**Instructions to follow**
Search the entries for the word "JSON" and return every line where it is found.

--- Source information Enclosed Below ---

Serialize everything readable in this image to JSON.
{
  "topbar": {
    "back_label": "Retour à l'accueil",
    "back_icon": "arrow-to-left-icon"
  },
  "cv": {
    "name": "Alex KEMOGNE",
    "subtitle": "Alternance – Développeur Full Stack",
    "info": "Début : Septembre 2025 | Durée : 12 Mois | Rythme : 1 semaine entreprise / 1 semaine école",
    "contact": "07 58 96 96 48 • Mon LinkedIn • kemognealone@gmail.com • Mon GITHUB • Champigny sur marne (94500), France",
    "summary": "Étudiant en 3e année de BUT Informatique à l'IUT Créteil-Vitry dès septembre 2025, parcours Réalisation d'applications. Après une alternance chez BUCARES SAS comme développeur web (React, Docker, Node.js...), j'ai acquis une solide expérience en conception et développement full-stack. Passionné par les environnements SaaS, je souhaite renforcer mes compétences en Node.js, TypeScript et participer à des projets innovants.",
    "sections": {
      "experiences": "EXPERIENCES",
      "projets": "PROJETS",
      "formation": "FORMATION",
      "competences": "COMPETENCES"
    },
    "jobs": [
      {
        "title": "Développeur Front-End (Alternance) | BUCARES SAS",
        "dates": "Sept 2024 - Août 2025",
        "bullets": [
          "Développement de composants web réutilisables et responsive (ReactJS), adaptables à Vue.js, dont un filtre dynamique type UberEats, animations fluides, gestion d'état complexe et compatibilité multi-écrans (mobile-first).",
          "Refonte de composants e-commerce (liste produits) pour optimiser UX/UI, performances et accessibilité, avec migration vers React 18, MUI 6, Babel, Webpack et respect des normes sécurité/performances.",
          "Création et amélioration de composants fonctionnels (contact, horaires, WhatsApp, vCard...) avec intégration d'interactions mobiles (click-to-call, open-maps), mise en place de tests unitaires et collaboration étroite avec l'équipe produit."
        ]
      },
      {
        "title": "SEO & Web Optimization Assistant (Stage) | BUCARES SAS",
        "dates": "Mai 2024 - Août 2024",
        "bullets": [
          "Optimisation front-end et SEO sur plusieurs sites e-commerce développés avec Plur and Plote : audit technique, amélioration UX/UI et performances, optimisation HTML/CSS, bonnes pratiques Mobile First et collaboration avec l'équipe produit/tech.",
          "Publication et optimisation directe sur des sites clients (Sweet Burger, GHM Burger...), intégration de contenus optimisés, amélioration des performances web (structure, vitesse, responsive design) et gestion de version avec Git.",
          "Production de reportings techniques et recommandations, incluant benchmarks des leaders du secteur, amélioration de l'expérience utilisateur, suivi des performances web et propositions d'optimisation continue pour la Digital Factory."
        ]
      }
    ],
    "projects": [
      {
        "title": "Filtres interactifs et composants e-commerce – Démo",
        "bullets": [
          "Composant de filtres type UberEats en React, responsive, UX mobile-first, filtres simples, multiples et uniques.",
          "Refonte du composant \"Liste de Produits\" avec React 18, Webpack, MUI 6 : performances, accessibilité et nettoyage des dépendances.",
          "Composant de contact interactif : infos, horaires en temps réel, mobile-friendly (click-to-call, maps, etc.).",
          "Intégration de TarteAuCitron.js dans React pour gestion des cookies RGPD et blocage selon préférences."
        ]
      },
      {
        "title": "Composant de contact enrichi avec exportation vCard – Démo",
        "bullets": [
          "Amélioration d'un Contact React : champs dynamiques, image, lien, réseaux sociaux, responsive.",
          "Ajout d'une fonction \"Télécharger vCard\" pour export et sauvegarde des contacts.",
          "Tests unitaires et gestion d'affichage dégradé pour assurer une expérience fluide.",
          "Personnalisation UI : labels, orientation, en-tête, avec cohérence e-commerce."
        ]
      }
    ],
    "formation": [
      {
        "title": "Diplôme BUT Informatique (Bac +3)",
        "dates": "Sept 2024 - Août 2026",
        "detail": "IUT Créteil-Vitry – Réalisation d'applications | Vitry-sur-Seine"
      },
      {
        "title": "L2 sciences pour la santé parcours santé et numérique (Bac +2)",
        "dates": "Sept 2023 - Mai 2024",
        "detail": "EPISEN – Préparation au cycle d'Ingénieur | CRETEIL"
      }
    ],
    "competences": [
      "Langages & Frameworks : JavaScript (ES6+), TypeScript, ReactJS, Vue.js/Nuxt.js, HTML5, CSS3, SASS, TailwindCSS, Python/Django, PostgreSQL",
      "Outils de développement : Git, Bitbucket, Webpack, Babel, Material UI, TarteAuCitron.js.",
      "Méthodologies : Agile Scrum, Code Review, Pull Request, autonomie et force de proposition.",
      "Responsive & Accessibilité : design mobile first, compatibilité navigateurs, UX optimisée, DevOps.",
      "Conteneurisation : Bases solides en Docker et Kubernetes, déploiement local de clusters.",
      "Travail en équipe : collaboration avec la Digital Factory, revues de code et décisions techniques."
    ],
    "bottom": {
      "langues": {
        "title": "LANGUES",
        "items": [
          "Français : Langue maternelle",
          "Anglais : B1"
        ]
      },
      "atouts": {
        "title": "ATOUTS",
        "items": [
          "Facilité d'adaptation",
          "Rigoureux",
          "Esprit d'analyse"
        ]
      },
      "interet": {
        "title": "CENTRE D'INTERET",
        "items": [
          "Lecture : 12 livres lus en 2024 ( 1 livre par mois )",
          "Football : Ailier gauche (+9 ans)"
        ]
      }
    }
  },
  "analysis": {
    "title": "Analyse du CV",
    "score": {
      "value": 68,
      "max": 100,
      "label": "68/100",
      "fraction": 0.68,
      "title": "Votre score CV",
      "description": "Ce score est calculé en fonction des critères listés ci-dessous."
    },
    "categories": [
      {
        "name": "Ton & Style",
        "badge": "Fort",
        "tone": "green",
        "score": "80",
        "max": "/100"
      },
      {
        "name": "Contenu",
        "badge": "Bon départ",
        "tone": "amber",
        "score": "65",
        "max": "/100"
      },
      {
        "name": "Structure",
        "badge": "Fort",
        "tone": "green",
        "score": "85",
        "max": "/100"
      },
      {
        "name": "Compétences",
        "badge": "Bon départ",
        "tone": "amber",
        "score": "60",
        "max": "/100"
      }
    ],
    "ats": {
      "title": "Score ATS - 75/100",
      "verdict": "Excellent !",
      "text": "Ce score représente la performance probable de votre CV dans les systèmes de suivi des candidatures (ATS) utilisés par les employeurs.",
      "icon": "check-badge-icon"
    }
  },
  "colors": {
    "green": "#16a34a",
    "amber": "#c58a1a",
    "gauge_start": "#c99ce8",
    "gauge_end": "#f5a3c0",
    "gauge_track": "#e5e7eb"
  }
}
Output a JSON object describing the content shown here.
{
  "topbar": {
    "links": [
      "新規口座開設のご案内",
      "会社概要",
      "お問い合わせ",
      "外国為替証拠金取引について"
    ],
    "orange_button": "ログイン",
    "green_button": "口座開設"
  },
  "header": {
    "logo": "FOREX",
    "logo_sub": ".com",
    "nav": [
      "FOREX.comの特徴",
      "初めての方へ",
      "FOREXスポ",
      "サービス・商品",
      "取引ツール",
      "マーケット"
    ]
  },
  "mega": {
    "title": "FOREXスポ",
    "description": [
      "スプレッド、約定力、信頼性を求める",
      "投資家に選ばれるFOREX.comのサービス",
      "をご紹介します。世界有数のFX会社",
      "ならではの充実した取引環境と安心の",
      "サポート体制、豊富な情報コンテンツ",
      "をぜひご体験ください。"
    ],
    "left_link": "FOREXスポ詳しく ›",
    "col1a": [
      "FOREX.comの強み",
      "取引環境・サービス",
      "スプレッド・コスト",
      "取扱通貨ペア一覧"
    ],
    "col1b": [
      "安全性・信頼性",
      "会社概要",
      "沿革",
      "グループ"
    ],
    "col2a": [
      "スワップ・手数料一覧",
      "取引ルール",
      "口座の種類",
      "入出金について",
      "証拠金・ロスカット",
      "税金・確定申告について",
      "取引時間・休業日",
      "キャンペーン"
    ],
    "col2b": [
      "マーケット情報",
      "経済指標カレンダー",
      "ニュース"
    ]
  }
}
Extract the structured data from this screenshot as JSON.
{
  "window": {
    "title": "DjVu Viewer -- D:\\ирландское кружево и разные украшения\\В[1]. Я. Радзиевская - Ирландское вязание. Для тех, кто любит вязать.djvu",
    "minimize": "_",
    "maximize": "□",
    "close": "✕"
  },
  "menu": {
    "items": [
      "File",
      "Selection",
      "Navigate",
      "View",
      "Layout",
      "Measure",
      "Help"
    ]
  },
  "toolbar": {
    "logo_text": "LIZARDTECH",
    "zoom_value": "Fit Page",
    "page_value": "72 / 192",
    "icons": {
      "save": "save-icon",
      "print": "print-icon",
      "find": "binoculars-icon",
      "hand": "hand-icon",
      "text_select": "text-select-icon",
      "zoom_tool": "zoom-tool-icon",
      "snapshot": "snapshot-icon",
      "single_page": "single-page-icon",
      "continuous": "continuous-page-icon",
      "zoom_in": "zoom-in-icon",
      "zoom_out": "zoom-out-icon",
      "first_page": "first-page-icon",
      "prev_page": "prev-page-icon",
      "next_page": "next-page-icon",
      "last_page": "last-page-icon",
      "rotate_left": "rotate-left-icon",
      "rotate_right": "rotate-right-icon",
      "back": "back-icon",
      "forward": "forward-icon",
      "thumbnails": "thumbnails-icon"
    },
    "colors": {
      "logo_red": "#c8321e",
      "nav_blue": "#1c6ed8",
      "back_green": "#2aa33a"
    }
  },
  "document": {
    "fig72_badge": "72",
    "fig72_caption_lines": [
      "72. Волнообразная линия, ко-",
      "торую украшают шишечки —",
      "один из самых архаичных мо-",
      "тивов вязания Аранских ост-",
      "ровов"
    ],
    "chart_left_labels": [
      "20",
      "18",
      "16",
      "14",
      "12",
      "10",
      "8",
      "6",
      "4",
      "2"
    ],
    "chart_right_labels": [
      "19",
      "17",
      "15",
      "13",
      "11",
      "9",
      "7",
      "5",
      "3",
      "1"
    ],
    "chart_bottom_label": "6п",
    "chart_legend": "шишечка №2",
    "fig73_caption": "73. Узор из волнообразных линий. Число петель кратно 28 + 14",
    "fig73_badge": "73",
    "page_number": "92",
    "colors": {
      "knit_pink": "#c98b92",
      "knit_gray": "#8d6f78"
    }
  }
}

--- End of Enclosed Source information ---

**Result for this exercise**
Serialize everything readable in this image to JSON.
Output a JSON object describing the content shown here.
Extract the structured data from this screenshot as JSON.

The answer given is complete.